I have spent a lot of time thinking about what I would write on this, my adopted #107 days. The day itself has huge significance. It is Mother’s Day in the UK. Mums all over the country will be receiving cards, hugs and kisses from their children but there is one household I know of, and God knows, there will be thousands of others, where a mum will not receive anything from one of her children. And I can’t really imagine the pain of that scenario.
Connor Sparrowhawk was an 18 year old man with a great capacity for joy and his nickname was Laughing Boy. Sometime in early 2013, Connor was having a hard time of it emotionally, as many teenagers do at that time. His family were worried about him and they sought help from the NHS. He was admitted to an NHS assessment and treatment unit. At this point you need to know he was a young man with autism and epilepsy. His family had lovingly brought him up, catering to his needs and giving him a good, solid home where he had the love of his siblings and the dog, Chunky Stan. Going into an assessment unit was, they all thought, a good move. To be able to assess what was happening with Connor and then to treat him so he could go home and continue with his life.
What can I say about Connor himself? I never met him but so wish I had. He was clearly a very funny and witty young man because many a time I’ve laughed out loud at the things his mother, Sara, has written about him. He was not a faceless boy even though we had never met in the flesh. He had depth, he had character and he had passions. Eddie Stobart, lorries, buses and the Mighty Boosh. He was such a real person to me that I took photos of lorries I saw in motorway car parks and sent them to his mother so she could pass them on. So please, before you read any further just take in this one point. Connor Sparrowhawk was a real, living, breathing, laughing young man with the rest of his life stretched out before him.
His time in the unit was not a picnic. He was deemed to be an adult and therefore his parents and family could only visit if he agreed. Asking a direct question to someone like Connor was not always helpful as he was not always in the place where he could give a direct answer. Like “Yes! I want to see my mum”. His younger brother, Tom, was not allowed to visit because staff said under 16s were not allowed on the unit. If I told you that was a lie, what would you think? If I told you the unit had been inspected 2 years previous to Connor being admitted and that they had failed the inspection, what would you think? The report said it had ‘serious concerns’ about some of the practices being carried out, one in particular being their methods of restraint. If I now tell you Connor was restrained on several occasions whilst being in the unit, how do you feel now? If I tell you there was an inspection just two months before Connor’s admission on the basis of it being a centre of ‘good practice’ and that the inspectors were horrified by what they found, what do you think? If I told you staff did not supervise Connor when he had a bath and that he had an epileptic fit and drowned, what would you say? And that there was not even a policy on epilepsy, even though it is common for people with learning disabilities to have epilepsy. And this is a Unit for young people with learning disabilities. He was there just 107 days. Our collective jaws, surely, are on the floor right now.

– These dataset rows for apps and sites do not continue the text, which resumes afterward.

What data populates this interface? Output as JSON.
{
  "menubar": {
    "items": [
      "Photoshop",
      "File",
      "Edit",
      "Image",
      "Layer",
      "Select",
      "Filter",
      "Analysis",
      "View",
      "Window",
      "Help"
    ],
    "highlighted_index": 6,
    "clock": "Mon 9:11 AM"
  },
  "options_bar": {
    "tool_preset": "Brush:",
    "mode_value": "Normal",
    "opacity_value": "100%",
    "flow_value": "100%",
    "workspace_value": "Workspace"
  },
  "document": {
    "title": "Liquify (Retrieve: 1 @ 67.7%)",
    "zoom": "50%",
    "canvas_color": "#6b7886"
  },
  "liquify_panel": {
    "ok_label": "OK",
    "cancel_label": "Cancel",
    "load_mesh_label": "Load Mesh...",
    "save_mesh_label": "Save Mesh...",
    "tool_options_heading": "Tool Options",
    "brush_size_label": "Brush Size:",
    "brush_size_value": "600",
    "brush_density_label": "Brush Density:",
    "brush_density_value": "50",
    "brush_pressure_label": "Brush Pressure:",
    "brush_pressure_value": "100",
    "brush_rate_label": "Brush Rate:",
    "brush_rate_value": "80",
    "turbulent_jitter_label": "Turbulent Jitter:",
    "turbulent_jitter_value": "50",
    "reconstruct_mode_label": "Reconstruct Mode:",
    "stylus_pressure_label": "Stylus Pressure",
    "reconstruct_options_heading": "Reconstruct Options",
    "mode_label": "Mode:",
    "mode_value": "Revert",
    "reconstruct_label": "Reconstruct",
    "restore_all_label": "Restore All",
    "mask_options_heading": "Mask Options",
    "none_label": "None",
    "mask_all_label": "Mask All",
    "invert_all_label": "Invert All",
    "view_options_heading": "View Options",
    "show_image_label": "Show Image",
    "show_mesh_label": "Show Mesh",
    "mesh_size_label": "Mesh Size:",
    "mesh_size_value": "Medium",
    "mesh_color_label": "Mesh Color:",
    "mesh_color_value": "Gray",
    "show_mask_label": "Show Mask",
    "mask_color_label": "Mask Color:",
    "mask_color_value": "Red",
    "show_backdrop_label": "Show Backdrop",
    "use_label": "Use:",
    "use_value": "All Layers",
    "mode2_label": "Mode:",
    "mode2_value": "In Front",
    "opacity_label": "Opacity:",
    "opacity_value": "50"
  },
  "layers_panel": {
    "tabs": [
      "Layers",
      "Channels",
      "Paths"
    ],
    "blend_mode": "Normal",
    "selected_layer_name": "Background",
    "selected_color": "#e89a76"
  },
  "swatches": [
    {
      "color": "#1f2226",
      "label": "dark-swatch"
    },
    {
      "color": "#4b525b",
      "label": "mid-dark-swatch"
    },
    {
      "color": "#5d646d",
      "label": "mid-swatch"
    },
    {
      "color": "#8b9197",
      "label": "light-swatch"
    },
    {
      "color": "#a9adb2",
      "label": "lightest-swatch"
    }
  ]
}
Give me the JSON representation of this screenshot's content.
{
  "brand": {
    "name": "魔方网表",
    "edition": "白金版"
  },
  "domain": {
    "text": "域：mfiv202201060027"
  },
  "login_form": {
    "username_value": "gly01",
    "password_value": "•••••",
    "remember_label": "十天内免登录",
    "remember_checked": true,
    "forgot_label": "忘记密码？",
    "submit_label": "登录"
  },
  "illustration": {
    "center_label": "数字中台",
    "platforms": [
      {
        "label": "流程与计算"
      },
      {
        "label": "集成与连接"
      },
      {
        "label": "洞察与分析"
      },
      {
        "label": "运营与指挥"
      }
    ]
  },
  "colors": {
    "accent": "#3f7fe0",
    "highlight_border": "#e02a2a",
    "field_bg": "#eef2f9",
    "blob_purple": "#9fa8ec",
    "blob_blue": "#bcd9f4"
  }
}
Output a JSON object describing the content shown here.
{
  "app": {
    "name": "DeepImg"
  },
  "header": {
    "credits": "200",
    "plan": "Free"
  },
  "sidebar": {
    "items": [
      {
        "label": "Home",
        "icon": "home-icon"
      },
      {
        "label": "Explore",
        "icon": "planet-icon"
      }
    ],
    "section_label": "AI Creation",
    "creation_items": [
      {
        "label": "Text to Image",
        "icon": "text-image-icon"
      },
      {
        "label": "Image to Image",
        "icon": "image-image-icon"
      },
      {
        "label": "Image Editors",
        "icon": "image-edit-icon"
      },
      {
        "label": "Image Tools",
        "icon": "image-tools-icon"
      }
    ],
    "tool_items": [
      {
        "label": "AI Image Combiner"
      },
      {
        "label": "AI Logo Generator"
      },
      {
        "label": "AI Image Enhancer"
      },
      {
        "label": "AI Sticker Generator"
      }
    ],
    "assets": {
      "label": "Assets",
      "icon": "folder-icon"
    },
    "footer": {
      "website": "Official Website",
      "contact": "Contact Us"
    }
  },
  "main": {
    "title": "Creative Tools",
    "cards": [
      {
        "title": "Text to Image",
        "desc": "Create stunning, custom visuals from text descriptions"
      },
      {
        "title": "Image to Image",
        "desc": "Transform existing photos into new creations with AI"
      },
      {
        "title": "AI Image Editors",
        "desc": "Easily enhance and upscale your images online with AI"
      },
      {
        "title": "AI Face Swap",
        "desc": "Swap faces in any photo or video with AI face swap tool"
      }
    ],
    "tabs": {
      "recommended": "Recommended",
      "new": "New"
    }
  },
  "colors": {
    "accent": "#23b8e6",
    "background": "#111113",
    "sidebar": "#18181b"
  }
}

When I saw the status on Facebook that this beautiful, intriguing and funny young man had died, I was stunned. And I cried. How could this happen? Well, sadly, we can see how this has happened. A catalogue of falsifications, neglect and shoddiness labelled ‘care’ followed by attempts to pass his death off as ‘natural causes’ and more wriggling than a bucket of eels.
I would invite you to imagine this were your son, daughter, partner or parent but I suspect you’re ahead of me on this one. As a mum, I am always looking out for my pride, my pack. Not in a paranoid way, but just keeping mental and emotional tabs on them. And at the drop of a hat, I’ll be there to fight for them, soothe, snarl at transgressors because that’s my job. So I find it really hard to put myself in Sara’s place today. She has lost one of her pride and the pain must be unendurable. Connor’s death was totally preventable.
I really have not done justice to Connor or his mum, Sara, but I would urge you to go and check out her blog to see what this fierce lioness has been doing lately. She is fighting for Connor like there is no tomorrow.
And I don’t know if Connor ever heard this track but if he did, I like to think it would be one that he would enjoy.